Seaweeds: increased economic importance
The use of seaweed for human consumption (and also as a source of phycocolloids including carrageenans and agar) is a centuries-old tradition in many Asian countries. In the western world, however, use of seaweeds has typically been limited to local traditional uses. Lately however, results from scientific research have indicated a whole range of potential applications for seaweeds and have increased possibilities for existing applications for food, feed, cosmetics, nutraceuticals and more. Together with other factors, this has led to an increased demand for seaweeds worldwide.
From collection to cultivation
It soon became clear that collecting natural seaweed alone is insufficient to meet this demand and shifted the focus of both scientists and companies towards seaweed cultivation. In Europe there are several existing commercial cultivation installations operating at varying scales and this number continues to increase. Controlled cultivation will guarantee a much more stable supply of biomass of consistent quality. It also offers the possibility to further develop and improve cultivars and the domestication of new species.
Most recent scientific literature highlights the importance of the microbiome growing on the seaweed thalli for their growth and morphological development. Nevertheless, the extent of these relations and how these can be applied in seaweed cultivation is still poorly understood.
Seaweeds in the SIMBA project
It is precisely at this knowledge gap that SIMBA is intervening. Spanish partner CTAQUA intends to grow sea-lettuce in indoor cylinders, outdoor tanks and in former salt evaporation ponds with open exchange with natural seawater. In collaboration with WP3 leader NIOZ/NWO-I from the Netherlands, partners MATIS from Iceland and the University of Bielefeld in Germany, the development of the microbiome growing on the seaweed Thalli (the plant body of algae that has a simple structure that does not have specialised tissues typical of higher plants, such as a stem, leaves and conducting tissues) will be determined, to compare this among cultivation systems and to study its potential relation with seaweed growth rate and biochemical composition. The final goal is to come to a formulation of the optimal microbiome composition for sustainable Ulva production in outdoor tanks.

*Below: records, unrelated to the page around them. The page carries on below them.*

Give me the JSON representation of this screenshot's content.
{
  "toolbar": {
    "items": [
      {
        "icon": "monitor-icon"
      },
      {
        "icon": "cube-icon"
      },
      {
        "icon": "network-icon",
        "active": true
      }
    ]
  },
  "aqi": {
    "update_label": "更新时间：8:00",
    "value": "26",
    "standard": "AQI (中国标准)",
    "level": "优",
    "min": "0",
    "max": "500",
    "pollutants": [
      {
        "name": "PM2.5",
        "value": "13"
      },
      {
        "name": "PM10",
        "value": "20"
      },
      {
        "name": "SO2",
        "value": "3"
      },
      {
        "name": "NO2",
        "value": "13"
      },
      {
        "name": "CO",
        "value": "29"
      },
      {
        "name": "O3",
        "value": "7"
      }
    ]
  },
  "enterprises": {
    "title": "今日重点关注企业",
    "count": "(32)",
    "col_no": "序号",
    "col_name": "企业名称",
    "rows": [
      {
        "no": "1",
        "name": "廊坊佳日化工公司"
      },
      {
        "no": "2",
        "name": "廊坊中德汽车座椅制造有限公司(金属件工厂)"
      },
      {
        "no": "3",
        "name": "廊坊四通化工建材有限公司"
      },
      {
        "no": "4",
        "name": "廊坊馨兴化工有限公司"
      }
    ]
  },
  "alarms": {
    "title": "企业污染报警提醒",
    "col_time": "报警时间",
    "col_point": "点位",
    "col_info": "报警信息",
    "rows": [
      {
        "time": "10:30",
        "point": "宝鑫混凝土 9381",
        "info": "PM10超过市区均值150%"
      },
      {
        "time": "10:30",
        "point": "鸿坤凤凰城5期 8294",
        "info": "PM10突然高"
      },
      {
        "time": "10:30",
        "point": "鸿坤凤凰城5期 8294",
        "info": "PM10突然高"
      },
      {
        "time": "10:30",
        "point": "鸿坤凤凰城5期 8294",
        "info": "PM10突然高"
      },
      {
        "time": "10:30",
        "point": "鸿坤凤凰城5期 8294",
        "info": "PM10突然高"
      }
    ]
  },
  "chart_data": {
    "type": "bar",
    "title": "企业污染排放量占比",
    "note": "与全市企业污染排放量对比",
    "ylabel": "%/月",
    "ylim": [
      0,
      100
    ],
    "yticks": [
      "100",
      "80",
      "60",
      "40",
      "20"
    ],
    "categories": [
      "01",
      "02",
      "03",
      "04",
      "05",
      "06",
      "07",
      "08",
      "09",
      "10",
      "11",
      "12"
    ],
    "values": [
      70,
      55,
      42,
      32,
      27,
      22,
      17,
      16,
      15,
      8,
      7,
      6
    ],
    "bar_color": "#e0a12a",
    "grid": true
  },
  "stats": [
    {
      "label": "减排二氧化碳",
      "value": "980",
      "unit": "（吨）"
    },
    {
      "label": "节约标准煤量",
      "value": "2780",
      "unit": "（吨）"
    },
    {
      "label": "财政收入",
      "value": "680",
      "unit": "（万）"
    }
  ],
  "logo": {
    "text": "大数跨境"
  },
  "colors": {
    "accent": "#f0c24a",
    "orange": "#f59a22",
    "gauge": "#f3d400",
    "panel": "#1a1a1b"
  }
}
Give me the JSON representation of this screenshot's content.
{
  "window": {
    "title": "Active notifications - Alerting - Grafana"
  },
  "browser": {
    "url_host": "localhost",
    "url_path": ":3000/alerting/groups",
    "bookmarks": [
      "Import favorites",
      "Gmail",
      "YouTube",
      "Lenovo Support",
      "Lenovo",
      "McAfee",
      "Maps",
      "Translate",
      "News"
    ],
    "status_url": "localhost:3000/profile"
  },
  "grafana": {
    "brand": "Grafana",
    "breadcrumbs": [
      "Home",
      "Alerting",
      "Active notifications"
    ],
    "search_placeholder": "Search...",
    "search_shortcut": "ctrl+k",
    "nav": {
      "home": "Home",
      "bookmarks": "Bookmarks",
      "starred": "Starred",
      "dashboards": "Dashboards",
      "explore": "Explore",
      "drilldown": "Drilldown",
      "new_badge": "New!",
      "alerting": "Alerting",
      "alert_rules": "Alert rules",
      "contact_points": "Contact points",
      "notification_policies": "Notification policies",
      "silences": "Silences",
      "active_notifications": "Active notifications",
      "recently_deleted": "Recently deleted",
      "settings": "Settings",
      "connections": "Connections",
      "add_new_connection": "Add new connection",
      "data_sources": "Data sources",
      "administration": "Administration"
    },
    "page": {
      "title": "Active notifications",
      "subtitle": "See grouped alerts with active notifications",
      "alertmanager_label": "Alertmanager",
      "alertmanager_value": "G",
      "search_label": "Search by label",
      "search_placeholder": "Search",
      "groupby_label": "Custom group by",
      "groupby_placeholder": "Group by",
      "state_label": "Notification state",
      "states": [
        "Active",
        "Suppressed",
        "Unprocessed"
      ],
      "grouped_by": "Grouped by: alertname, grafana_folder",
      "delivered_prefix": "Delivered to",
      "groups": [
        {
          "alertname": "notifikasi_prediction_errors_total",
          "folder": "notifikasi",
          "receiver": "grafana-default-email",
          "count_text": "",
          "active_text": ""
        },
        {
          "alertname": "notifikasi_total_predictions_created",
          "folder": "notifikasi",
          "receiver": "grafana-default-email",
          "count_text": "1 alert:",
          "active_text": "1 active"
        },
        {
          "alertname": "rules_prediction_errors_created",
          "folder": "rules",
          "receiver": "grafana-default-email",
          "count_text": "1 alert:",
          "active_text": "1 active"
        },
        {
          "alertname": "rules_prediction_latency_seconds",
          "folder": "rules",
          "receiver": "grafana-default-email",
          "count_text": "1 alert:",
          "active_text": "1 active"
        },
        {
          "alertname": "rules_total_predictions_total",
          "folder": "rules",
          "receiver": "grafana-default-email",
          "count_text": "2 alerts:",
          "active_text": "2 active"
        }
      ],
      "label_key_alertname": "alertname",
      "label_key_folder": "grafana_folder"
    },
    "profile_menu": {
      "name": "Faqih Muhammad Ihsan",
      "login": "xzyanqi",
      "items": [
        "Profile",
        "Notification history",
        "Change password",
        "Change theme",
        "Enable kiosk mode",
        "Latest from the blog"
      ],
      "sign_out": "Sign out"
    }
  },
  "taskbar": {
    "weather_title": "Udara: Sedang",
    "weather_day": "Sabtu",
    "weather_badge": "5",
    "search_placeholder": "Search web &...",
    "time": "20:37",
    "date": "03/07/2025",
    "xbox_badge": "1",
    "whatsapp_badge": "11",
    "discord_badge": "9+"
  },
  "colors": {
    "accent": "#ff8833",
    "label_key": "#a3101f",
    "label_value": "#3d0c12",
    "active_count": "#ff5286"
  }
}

Where are we now, activities
Both indoor cultivation and outdoor pond cultivation are already operational at CTAQUA, in the south of Spain. In addition, an outdoor tank cultivation system (photos) has been set up and is currently being optimized and evaluated. Test samples will be taken of the microbial population growing on the seaweed surface as well as in the water to evaluate the draft protocols developed by the NIOZ. The testing period will be completed and evaluated by the end of this year (2019) and actual sampling will start next spring (2020).
Three main outputs (deliverables) are expected from this activity, including a taxonomic and functional description of macroalgae-associated microbiomes during a full growth season and the description of a microbial starter culture for the amendment to macroalgal cultivation. Results will be disseminated to the scientific community, interested companies, and other stakeholders. We expect that the results from these experiments will contribute to the expanding seaweed cultivation industry in Europe.
By: Erik Malta and Myriam Retamero, CTAQUA-Aquaculture Technological Centre, Spain.